> **Data about app and page elements**
* * * * * * * * *
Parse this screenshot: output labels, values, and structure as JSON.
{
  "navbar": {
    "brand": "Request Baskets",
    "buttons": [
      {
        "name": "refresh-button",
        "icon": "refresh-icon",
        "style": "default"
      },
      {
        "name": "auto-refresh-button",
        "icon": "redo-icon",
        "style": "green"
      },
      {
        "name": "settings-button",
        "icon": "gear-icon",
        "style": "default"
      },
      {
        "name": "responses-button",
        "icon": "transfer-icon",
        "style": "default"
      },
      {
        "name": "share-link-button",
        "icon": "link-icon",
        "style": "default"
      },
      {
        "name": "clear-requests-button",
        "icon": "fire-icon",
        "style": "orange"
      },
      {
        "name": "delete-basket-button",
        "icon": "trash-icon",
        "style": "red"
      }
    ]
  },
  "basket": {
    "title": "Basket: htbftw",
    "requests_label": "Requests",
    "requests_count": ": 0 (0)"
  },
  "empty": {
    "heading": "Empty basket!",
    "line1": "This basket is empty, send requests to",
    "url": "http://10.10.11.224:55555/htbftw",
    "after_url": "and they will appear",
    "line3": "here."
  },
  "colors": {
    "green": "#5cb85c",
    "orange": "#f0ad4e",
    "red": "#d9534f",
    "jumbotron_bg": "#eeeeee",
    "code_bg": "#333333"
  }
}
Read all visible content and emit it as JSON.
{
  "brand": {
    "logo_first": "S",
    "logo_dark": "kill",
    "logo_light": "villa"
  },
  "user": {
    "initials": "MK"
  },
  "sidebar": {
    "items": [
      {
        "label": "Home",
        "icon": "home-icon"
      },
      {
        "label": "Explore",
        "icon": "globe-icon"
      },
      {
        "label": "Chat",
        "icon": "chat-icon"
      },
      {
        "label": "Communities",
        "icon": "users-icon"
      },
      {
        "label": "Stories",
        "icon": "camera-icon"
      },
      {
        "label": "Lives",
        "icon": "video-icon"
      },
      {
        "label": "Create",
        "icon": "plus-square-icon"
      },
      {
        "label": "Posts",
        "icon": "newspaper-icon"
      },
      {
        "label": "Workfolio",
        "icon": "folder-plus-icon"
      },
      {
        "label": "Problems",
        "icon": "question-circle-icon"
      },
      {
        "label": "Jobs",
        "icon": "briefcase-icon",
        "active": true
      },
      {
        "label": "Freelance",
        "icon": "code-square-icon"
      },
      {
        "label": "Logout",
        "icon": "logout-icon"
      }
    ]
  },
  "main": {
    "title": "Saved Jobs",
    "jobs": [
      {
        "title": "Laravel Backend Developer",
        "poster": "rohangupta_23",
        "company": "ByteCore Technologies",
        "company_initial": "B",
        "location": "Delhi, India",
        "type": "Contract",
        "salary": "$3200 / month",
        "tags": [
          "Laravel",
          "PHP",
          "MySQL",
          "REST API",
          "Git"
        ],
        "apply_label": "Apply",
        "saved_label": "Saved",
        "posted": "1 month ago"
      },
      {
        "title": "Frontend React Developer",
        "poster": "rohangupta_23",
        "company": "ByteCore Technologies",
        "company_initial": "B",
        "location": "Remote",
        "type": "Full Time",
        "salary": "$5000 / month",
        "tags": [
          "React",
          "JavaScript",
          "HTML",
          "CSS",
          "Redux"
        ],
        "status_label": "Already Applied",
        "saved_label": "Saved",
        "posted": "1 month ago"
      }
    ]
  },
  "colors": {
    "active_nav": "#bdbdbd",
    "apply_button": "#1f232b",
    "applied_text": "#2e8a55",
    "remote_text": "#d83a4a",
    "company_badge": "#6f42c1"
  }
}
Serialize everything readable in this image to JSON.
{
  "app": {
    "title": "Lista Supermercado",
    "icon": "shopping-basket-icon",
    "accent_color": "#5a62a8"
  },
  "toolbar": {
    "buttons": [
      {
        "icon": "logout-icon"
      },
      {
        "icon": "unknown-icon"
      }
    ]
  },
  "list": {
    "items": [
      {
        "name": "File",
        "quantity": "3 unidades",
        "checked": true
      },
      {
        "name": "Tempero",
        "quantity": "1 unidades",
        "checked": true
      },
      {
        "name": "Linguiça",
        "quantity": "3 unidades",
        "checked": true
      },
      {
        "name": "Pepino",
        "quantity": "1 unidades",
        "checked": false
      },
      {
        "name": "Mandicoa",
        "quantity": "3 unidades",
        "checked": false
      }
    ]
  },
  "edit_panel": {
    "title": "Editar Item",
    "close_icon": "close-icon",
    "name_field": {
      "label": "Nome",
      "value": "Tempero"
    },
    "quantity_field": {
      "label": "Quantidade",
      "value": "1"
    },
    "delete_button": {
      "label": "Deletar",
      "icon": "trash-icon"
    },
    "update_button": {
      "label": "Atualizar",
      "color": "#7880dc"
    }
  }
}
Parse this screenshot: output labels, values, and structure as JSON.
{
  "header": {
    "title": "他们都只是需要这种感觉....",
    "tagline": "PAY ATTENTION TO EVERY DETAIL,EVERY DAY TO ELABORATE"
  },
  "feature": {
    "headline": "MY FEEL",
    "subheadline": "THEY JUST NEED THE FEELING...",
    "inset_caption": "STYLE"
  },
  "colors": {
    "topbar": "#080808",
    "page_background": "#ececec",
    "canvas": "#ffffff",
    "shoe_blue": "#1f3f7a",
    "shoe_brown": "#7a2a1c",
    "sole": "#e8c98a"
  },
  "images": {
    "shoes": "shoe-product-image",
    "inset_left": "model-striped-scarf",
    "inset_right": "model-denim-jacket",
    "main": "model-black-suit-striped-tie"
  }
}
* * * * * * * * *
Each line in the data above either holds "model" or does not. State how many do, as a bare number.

3